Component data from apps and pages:
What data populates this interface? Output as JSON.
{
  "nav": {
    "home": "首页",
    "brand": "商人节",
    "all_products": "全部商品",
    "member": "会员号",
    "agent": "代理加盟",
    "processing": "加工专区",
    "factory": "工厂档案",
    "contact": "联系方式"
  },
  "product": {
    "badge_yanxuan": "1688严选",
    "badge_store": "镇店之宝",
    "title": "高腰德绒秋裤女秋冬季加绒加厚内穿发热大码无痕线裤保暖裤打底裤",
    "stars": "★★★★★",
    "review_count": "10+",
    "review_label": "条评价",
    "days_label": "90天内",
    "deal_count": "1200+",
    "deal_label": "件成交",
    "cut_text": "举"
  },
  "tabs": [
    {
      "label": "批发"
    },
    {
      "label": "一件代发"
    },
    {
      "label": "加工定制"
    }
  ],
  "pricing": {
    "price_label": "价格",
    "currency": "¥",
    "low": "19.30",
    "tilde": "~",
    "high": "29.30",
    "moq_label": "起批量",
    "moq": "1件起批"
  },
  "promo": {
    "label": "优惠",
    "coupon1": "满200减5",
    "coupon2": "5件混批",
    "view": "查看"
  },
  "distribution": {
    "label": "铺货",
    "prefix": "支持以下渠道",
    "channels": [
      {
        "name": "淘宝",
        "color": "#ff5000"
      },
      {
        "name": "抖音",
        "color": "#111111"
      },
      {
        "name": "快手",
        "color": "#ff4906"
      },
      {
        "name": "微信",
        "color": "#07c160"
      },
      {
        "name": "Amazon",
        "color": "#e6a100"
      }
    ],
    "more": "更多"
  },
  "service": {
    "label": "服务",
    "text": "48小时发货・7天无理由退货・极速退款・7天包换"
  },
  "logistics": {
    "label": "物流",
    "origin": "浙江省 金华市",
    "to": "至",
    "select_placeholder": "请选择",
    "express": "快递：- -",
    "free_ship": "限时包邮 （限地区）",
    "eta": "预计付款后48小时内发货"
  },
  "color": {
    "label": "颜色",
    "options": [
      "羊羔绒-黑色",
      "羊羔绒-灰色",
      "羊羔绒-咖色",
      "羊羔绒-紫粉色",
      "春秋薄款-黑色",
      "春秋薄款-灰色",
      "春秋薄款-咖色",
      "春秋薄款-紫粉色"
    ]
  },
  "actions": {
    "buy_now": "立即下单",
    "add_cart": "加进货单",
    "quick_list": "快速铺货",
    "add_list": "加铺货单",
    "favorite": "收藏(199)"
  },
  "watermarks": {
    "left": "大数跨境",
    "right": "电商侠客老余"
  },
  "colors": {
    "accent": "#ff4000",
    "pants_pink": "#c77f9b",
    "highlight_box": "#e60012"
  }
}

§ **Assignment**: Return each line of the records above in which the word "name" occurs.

§ **Solution to this task**:
        "name": "淘宝",
        "name": "抖音",
        "name": "快手",
        "name": "微信",
        "name": "Amazon",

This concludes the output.